Dog-violet (Common) Viola riviniana
|Status||Green - Least concern|
|Best Time to See||April, May, June|
|Habitat||Woodland, Grassland, Upland|
'Welcome Maids of Honour, You doe bring In the Spring; And wait upon her' - Robert Herrick, "To Violets"
County flower of Lincolnshire.
The most common wild violet in the UK, it has distinctive bluish-purple petals, leafy stems and heart-shaped leaves in a basal rossette. The flowers have a pale spur. In Irish they are salchuach, 'cuckoo's heel', from this spur of the flower.
It is easily confused with Early Dog-violet (Viola reichenbachiana) which can be distinguished by being more petite and by its petals being lighter than the spur which is straight, pointed and not notched.

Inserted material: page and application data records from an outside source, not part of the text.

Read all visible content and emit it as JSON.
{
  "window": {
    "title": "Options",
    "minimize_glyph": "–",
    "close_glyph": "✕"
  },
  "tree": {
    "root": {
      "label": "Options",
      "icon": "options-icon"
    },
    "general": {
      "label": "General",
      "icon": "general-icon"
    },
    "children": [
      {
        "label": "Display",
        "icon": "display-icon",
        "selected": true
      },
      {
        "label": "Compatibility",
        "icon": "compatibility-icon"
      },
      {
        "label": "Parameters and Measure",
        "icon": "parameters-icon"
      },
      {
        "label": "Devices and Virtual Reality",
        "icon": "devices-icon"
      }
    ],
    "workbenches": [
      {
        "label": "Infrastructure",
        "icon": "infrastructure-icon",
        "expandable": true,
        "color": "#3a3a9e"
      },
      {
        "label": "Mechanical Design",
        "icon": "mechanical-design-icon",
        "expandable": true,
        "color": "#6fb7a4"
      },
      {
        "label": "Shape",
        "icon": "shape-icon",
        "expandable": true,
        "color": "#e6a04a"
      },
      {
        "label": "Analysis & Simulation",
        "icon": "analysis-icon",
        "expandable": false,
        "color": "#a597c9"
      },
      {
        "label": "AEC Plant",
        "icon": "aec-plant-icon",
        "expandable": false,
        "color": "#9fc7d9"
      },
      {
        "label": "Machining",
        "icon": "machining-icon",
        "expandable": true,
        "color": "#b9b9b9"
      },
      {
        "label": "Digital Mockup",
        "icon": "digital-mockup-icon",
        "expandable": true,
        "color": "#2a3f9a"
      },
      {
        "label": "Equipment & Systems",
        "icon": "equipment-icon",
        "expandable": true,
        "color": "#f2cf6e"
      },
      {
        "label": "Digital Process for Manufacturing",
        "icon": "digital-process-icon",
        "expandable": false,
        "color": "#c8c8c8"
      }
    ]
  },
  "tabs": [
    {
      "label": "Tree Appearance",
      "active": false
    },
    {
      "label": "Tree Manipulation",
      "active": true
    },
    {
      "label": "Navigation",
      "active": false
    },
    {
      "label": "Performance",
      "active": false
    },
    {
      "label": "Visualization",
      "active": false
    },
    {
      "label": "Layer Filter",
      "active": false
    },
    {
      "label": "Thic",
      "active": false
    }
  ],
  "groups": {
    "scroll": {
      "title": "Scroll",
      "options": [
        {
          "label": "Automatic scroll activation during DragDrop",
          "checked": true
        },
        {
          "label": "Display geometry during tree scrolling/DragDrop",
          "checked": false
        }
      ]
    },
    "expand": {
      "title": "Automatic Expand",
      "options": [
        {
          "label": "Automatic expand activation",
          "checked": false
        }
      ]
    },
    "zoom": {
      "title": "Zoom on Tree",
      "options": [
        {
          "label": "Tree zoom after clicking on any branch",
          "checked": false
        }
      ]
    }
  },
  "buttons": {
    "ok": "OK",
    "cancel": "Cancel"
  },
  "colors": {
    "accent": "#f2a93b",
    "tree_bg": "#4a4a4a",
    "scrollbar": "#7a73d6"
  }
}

Common throughout the UK.
Woods and hedgebanks, but also pastures and mountain rocks.
Best time to see
Flowers from April to June

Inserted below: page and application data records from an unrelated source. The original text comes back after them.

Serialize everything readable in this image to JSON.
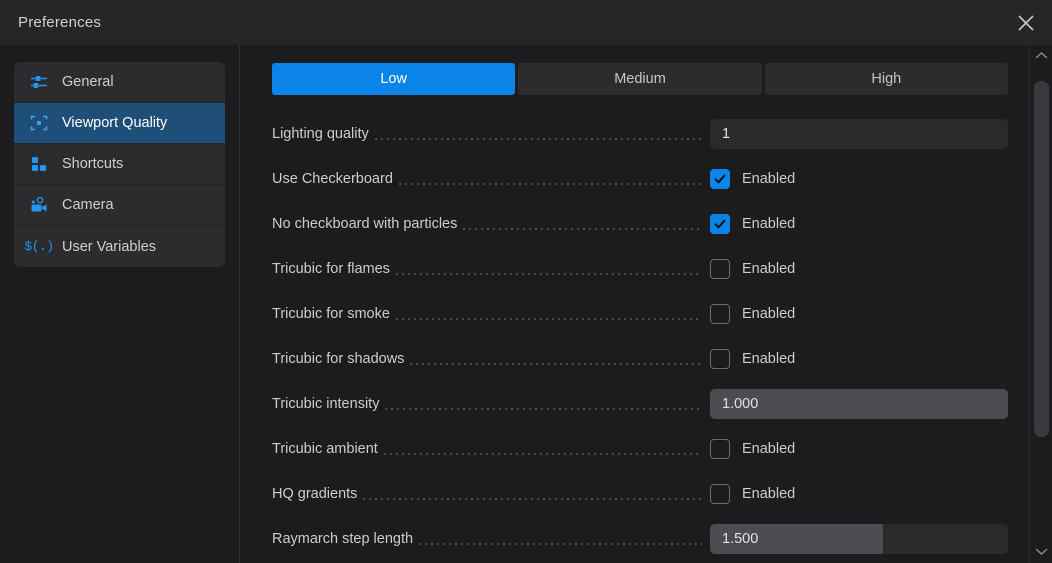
{
  "window": {
    "title": "Preferences",
    "close_icon": "close-icon"
  },
  "accent_color": "#0a84e8",
  "selected_nav_color": "#1f4e79",
  "sidebar": {
    "items": [
      {
        "label": "General",
        "icon": "nodes-sliders-icon",
        "selected": false
      },
      {
        "label": "Viewport Quality",
        "icon": "focus-bracket-icon",
        "selected": true
      },
      {
        "label": "Shortcuts",
        "icon": "grid-squares-icon",
        "selected": false
      },
      {
        "label": "Camera",
        "icon": "video-camera-icon",
        "selected": false
      },
      {
        "label": "User Variables",
        "icon": "dollar-variable-icon",
        "selected": false
      }
    ]
  },
  "content": {
    "quality_tabs": [
      {
        "label": "Low",
        "active": true
      },
      {
        "label": "Medium",
        "active": false
      },
      {
        "label": "High",
        "active": false
      }
    ],
    "settings": [
      {
        "label": "Lighting quality",
        "type": "field",
        "value": "1",
        "fill_pct": 0,
        "highlighted": false
      },
      {
        "label": "Use Checkerboard",
        "type": "checkbox",
        "value": "Enabled",
        "checked": true
      },
      {
        "label": "No checkboard with particles",
        "type": "checkbox",
        "value": "Enabled",
        "checked": true
      },
      {
        "label": "Tricubic for flames",
        "type": "checkbox",
        "value": "Enabled",
        "checked": false
      },
      {
        "label": "Tricubic for smoke",
        "type": "checkbox",
        "value": "Enabled",
        "checked": false
      },
      {
        "label": "Tricubic for shadows",
        "type": "checkbox",
        "value": "Enabled",
        "checked": false
      },
      {
        "label": "Tricubic intensity",
        "type": "field",
        "value": "1.000",
        "fill_pct": 100,
        "highlighted": true
      },
      {
        "label": "Tricubic ambient",
        "type": "checkbox",
        "value": "Enabled",
        "checked": false
      },
      {
        "label": "HQ gradients",
        "type": "checkbox",
        "value": "Enabled",
        "checked": false
      },
      {
        "label": "Raymarch step length",
        "type": "field",
        "value": "1.500",
        "fill_pct": 58,
        "highlighted": false
      }
    ]
  },
  "scrollbar": {
    "up_icon": "chevron-up-icon",
    "down_icon": "chevron-down-icon",
    "thumb_top_pct": 3,
    "thumb_height_pct": 75
  }
}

Did you know?
‘Dog' means it lacks scent, as opposed to ‘sweet' violet. Dog, like Horse, is a common English prefix for distinguishing an inferior species from its superior relative.
Local names include Blue mice, Cuckoo's shoe and Shoes and stockings. Other interesting monickers include Hypocrites, Pig violet, Horse violet, Summer violet and Snake violet.